**ACTIVITY**
Lines below that hold the word "Easting" must be copied in full.

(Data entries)
▼

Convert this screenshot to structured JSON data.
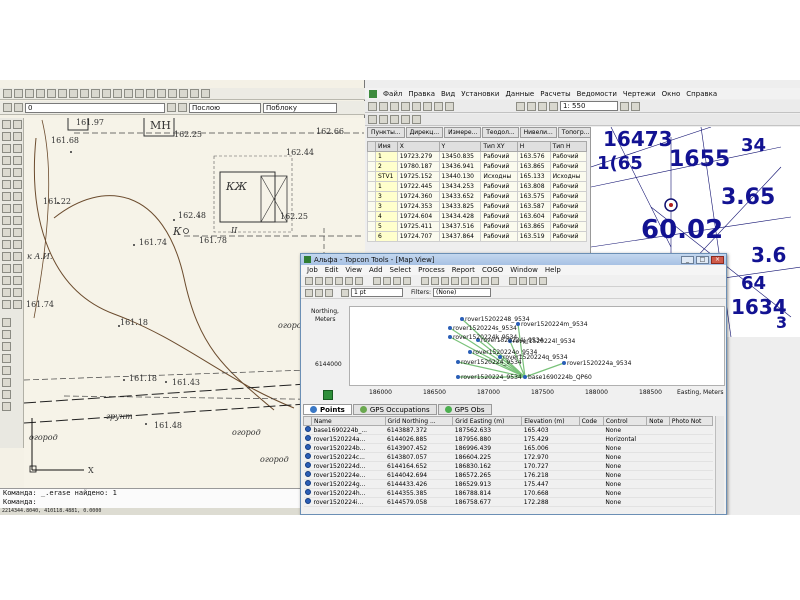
{
  "cad": {
    "layer_name": "0",
    "color_label": "Послою",
    "linetype_label": "Поблоку",
    "command_lines": [
      "Команда: _.erase найдено: 1",
      "Команда:"
    ],
    "status_coords": "2214344.8040, 410118.4881, 0.0000",
    "map_labels": [
      {
        "text": "161.97",
        "x": 52,
        "y": 0
      },
      {
        "text": "МН",
        "x": 126,
        "y": 1,
        "big": true
      },
      {
        "text": "162.25",
        "x": 150,
        "y": 12
      },
      {
        "text": "162.66",
        "x": 292,
        "y": 9
      },
      {
        "text": "161.68",
        "x": 27,
        "y": 18
      },
      {
        "text": "162.44",
        "x": 262,
        "y": 30
      },
      {
        "text": "КЖ",
        "x": 202,
        "y": 62,
        "big": true,
        "it": true
      },
      {
        "text": "161.22",
        "x": 19,
        "y": 79
      },
      {
        "text": "162.48",
        "x": 154,
        "y": 93
      },
      {
        "text": "162.25",
        "x": 256,
        "y": 94
      },
      {
        "text": "К",
        "x": 149,
        "y": 107,
        "it": true,
        "big": true
      },
      {
        "text": "161.74",
        "x": 115,
        "y": 120
      },
      {
        "text": "161.78",
        "x": 175,
        "y": 118
      },
      {
        "text": "II",
        "x": 207,
        "y": 108,
        "it": true
      },
      {
        "text": "к А.И.",
        "x": 3,
        "y": 134,
        "it": true
      },
      {
        "text": "161.74",
        "x": 2,
        "y": 182
      },
      {
        "text": "161.18",
        "x": 96,
        "y": 200
      },
      {
        "text": "огород",
        "x": 254,
        "y": 203,
        "it": true
      },
      {
        "text": "161.9",
        "x": 279,
        "y": 190
      },
      {
        "text": "161.18",
        "x": 105,
        "y": 256
      },
      {
        "text": "161.43",
        "x": 148,
        "y": 260
      },
      {
        "text": "грунт",
        "x": 82,
        "y": 294,
        "it": true
      },
      {
        "text": "161.48",
        "x": 130,
        "y": 303
      },
      {
        "text": "огород",
        "x": 5,
        "y": 315,
        "it": true
      },
      {
        "text": "огород",
        "x": 208,
        "y": 310,
        "it": true
      },
      {
        "text": "огород",
        "x": 236,
        "y": 337,
        "it": true
      },
      {
        "text": "X",
        "x": 64,
        "y": 348
      }
    ]
  },
  "survey": {
    "menu": [
      "Файл",
      "Правка",
      "Вид",
      "Установки",
      "Данные",
      "Расчеты",
      "Ведомости",
      "Чертежи",
      "Окно",
      "Справка"
    ],
    "zoom_value": "1: 550",
    "tabs": [
      "Пункты...",
      "Дирекц...",
      "Измере...",
      "Теодол...",
      "Нивели...",
      "Топогр..."
    ],
    "table_headers": [
      "",
      "Имя",
      "X",
      "Y",
      "Тип XY",
      "H",
      "Тип H"
    ],
    "rows": [
      [
        "",
        "1",
        "19723.279",
        "13450.835",
        "Рабочий",
        "163.576",
        "Рабочий"
      ],
      [
        "",
        "2",
        "19780.187",
        "13436.941",
        "Рабочий",
        "163.865",
        "Рабочий"
      ],
      [
        "",
        "STV1",
        "19725.152",
        "13440.130",
        "Исходны",
        "165.133",
        "Исходны"
      ],
      [
        "",
        "1",
        "19722.445",
        "13434.253",
        "Рабочий",
        "163.808",
        "Рабочий"
      ],
      [
        "",
        "3",
        "19724.360",
        "13433.652",
        "Рабочий",
        "163.575",
        "Рабочий"
      ],
      [
        "",
        "3",
        "19724.353",
        "13433.825",
        "Рабочий",
        "163.587",
        "Рабочий"
      ],
      [
        "",
        "4",
        "19724.604",
        "13434.428",
        "Рабочий",
        "163.604",
        "Рабочий"
      ],
      [
        "",
        "5",
        "19725.411",
        "13437.516",
        "Рабочий",
        "163.865",
        "Рабочий"
      ],
      [
        "",
        "6",
        "19724.707",
        "13437.864",
        "Рабочий",
        "163.519",
        "Рабочий"
      ]
    ],
    "map_blobs": [
      {
        "text": "16473",
        "x": 12,
        "y": 2,
        "s": 20
      },
      {
        "text": "1(65",
        "x": 6,
        "y": 28,
        "s": 18
      },
      {
        "text": "1655",
        "x": 78,
        "y": 22,
        "s": 22
      },
      {
        "text": "34",
        "x": 150,
        "y": 10,
        "s": 18
      },
      {
        "text": "3.65",
        "x": 130,
        "y": 60,
        "s": 22
      },
      {
        "text": "60.02",
        "x": 50,
        "y": 90,
        "s": 26
      },
      {
        "text": "3.6",
        "x": 160,
        "y": 118,
        "s": 20
      },
      {
        "text": "64",
        "x": 150,
        "y": 148,
        "s": 18
      },
      {
        "text": "1634",
        "x": 140,
        "y": 170,
        "s": 20
      },
      {
        "text": "3",
        "x": 185,
        "y": 188,
        "s": 16
      }
    ]
  },
  "topcon": {
    "title": "Альфа - Topcon Tools - [Map View]",
    "menu": [
      "Job",
      "Edit",
      "View",
      "Add",
      "Select",
      "Process",
      "Report",
      "COGO",
      "Window",
      "Help"
    ],
    "width_value": "1 pt",
    "filter_label": "Filters:",
    "filter_value": "(None)",
    "y_axis_label": [
      "Northing,",
      "Meters"
    ],
    "y_tick": "6144000",
    "x_ticks": [
      "186000",
      "186500",
      "187000",
      "187500",
      "188000",
      "188500"
    ],
    "x_axis_label": "Easting, Meters",
    "map_points": [
      {
        "label": "rover15202248_9534",
        "x": 112,
        "y": 9
      },
      {
        "label": "rover1520224m_9534",
        "x": 168,
        "y": 14
      },
      {
        "label": "rover1520224s_9534",
        "x": 100,
        "y": 18
      },
      {
        "label": "rover1520224k_9534",
        "x": 100,
        "y": 27
      },
      {
        "label": "rover1520224j_9534",
        "x": 128,
        "y": 30
      },
      {
        "label": "rover1520224l_9534",
        "x": 160,
        "y": 31
      },
      {
        "label": "rover1520224o_9534",
        "x": 120,
        "y": 42
      },
      {
        "label": "rover1520224_9534",
        "x": 108,
        "y": 52
      },
      {
        "label": "rover1520224q_9534",
        "x": 150,
        "y": 47
      },
      {
        "label": "rover1520224a_9534",
        "x": 214,
        "y": 53
      },
      {
        "label": "rover1520224_9534",
        "x": 108,
        "y": 67
      },
      {
        "label": "base1690224b_QP60",
        "x": 175,
        "y": 67
      }
    ],
    "tabs": [
      "Points",
      "GPS Occupations",
      "GPS Obs"
    ],
    "grid_headers": [
      "",
      "Name",
      "Grid Northing ...",
      "Grid Easting (m)",
      "Elevation (m)",
      "Code",
      "Control",
      "Note",
      "Photo Not"
    ],
    "grid_rows": [
      [
        "base1690224b_...",
        "6143887.372",
        "187562.633",
        "165.403",
        "",
        "None"
      ],
      [
        "rover1520224a...",
        "6144026.885",
        "187956.880",
        "175.429",
        "",
        "Horizontal"
      ],
      [
        "rover1520224b...",
        "6143907.452",
        "186996.439",
        "165.006",
        "",
        "None"
      ],
      [
        "rover1520224c...",
        "6143807.057",
        "186604.225",
        "172.970",
        "",
        "None"
      ],
      [
        "rover1520224d...",
        "6144164.652",
        "186830.162",
        "170.727",
        "",
        "None"
      ],
      [
        "rover1520224e...",
        "6144042.694",
        "186572.265",
        "176.218",
        "",
        "None"
      ],
      [
        "rover1520224g...",
        "6144433.426",
        "186529.913",
        "175.447",
        "",
        "None"
      ],
      [
        "rover1520224h...",
        "6144355.385",
        "186788.814",
        "170.668",
        "",
        "None"
      ],
      [
        "rover1520224i...",
        "6144579.058",
        "186758.677",
        "172.288",
        "",
        "None"
      ]
    ]
  }
}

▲

**SOLUTION BELOW**
    "x_axis_label": "Easting, Meters",
      "Grid Easting (m)",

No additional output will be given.